*** Opening Entries supplied ***

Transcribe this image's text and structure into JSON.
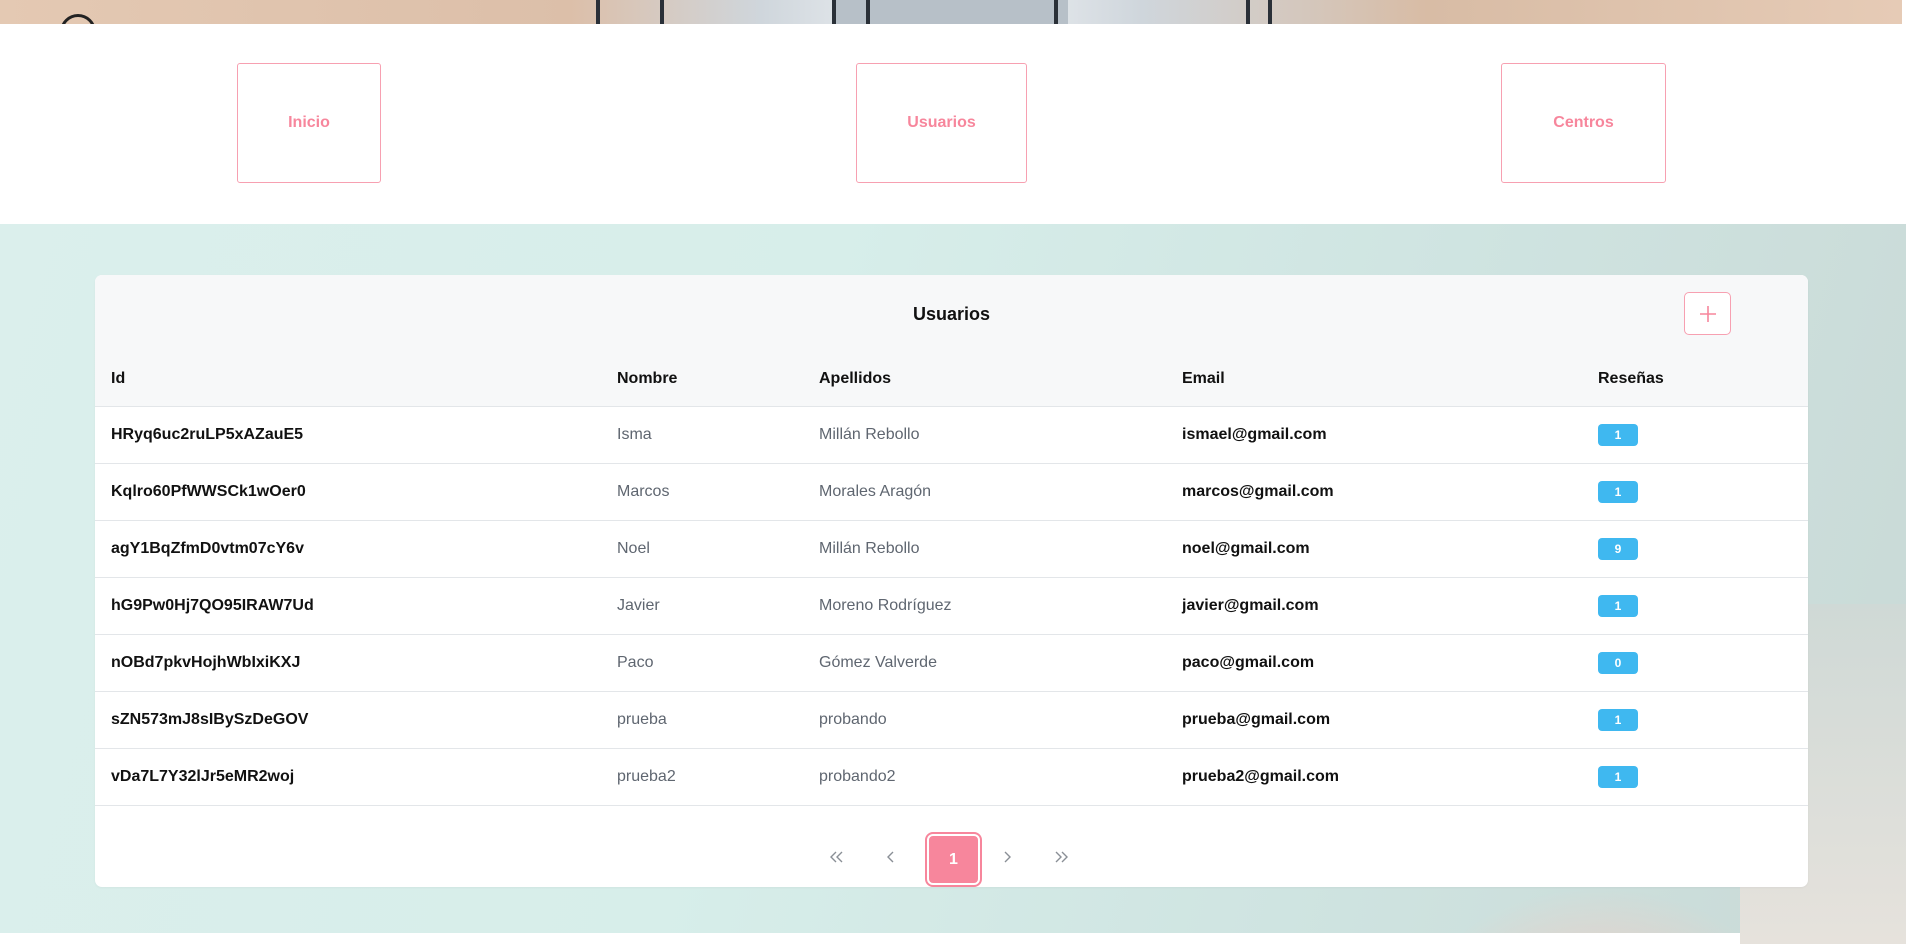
{
  "nav": {
    "items": [
      {
        "label": "Inicio"
      },
      {
        "label": "Usuarios"
      },
      {
        "label": "Centros"
      }
    ]
  },
  "card": {
    "title": "Usuarios",
    "add_icon": "plus-icon"
  },
  "table": {
    "headers": {
      "id": "Id",
      "nombre": "Nombre",
      "apellidos": "Apellidos",
      "email": "Email",
      "resenas": "Reseñas"
    },
    "rows": [
      {
        "id": "HRyq6uc2ruLP5xAZauE5",
        "nombre": "Isma",
        "apellidos": "Millán Rebollo",
        "email": "ismael@gmail.com",
        "resenas": "1"
      },
      {
        "id": "Kqlro60PfWWSCk1wOer0",
        "nombre": "Marcos",
        "apellidos": "Morales Aragón",
        "email": "marcos@gmail.com",
        "resenas": "1"
      },
      {
        "id": "agY1BqZfmD0vtm07cY6v",
        "nombre": "Noel",
        "apellidos": "Millán Rebollo",
        "email": "noel@gmail.com",
        "resenas": "9"
      },
      {
        "id": "hG9Pw0Hj7QO95IRAW7Ud",
        "nombre": "Javier",
        "apellidos": "Moreno Rodríguez",
        "email": "javier@gmail.com",
        "resenas": "1"
      },
      {
        "id": "nOBd7pkvHojhWbIxiKXJ",
        "nombre": "Paco",
        "apellidos": "Gómez Valverde",
        "email": "paco@gmail.com",
        "resenas": "0"
      },
      {
        "id": "sZN573mJ8sIBySzDeGOV",
        "nombre": "prueba",
        "apellidos": "probando",
        "email": "prueba@gmail.com",
        "resenas": "1"
      },
      {
        "id": "vDa7L7Y32lJr5eMR2woj",
        "nombre": "prueba2",
        "apellidos": "probando2",
        "email": "prueba2@gmail.com",
        "resenas": "1"
      }
    ]
  },
  "pagination": {
    "first_icon": "double-chevron-left-icon",
    "prev_icon": "chevron-left-icon",
    "current_page": "1",
    "next_icon": "chevron-right-icon",
    "last_icon": "double-chevron-right-icon"
  },
  "colors": {
    "accent": "#f7869c",
    "badge": "#3fb8f0",
    "background": "#d7eeea"
  }
}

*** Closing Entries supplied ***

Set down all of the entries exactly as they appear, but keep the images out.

**Response area**
Transcribe this image's text and structure into JSON.
{
  "nav": {
    "items": [
      {
        "label": "Inicio"
      },
      {
        "label": "Usuarios"
      },
      {
        "label": "Centros"
      }
    ]
  },
  "card": {
    "title": "Usuarios",
    "add_icon": "plus-icon"
  },
  "table": {
    "headers": {
      "id": "Id",
      "nombre": "Nombre",
      "apellidos": "Apellidos",
      "email": "Email",
      "resenas": "Reseñas"
    },
    "rows": [
      {
        "id": "HRyq6uc2ruLP5xAZauE5",
        "nombre": "Isma",
        "apellidos": "Millán Rebollo",
        "email": "ismael@gmail.com",
        "resenas": "1"
      },
      {
        "id": "Kqlro60PfWWSCk1wOer0",
        "nombre": "Marcos",
        "apellidos": "Morales Aragón",
        "email": "marcos@gmail.com",
        "resenas": "1"
      },
      {
        "id": "agY1BqZfmD0vtm07cY6v",
        "nombre": "Noel",
        "apellidos": "Millán Rebollo",
        "email": "noel@gmail.com",
        "resenas": "9"
      },
      {
        "id": "hG9Pw0Hj7QO95IRAW7Ud",
        "nombre": "Javier",
        "apellidos": "Moreno Rodríguez",
        "email": "javier@gmail.com",
        "resenas": "1"
      },
      {
        "id": "nOBd7pkvHojhWbIxiKXJ",
        "nombre": "Paco",
        "apellidos": "Gómez Valverde",
        "email": "paco@gmail.com",
        "resenas": "0"
      },
      {
        "id": "sZN573mJ8sIBySzDeGOV",
        "nombre": "prueba",
        "apellidos": "probando",
        "email": "prueba@gmail.com",
        "resenas": "1"
      },
      {
        "id": "vDa7L7Y32lJr5eMR2woj",
        "nombre": "prueba2",
        "apellidos": "probando2",
        "email": "prueba2@gmail.com",
        "resenas": "1"
      }
    ]
  },
  "pagination": {
    "first_icon": "double-chevron-left-icon",
    "prev_icon": "chevron-left-icon",
    "current_page": "1",
    "next_icon": "chevron-right-icon",
    "last_icon": "double-chevron-right-icon"
  },
  "colors": {
    "accent": "#f7869c",
    "badge": "#3fb8f0",
    "background": "#d7eeea"
  }
}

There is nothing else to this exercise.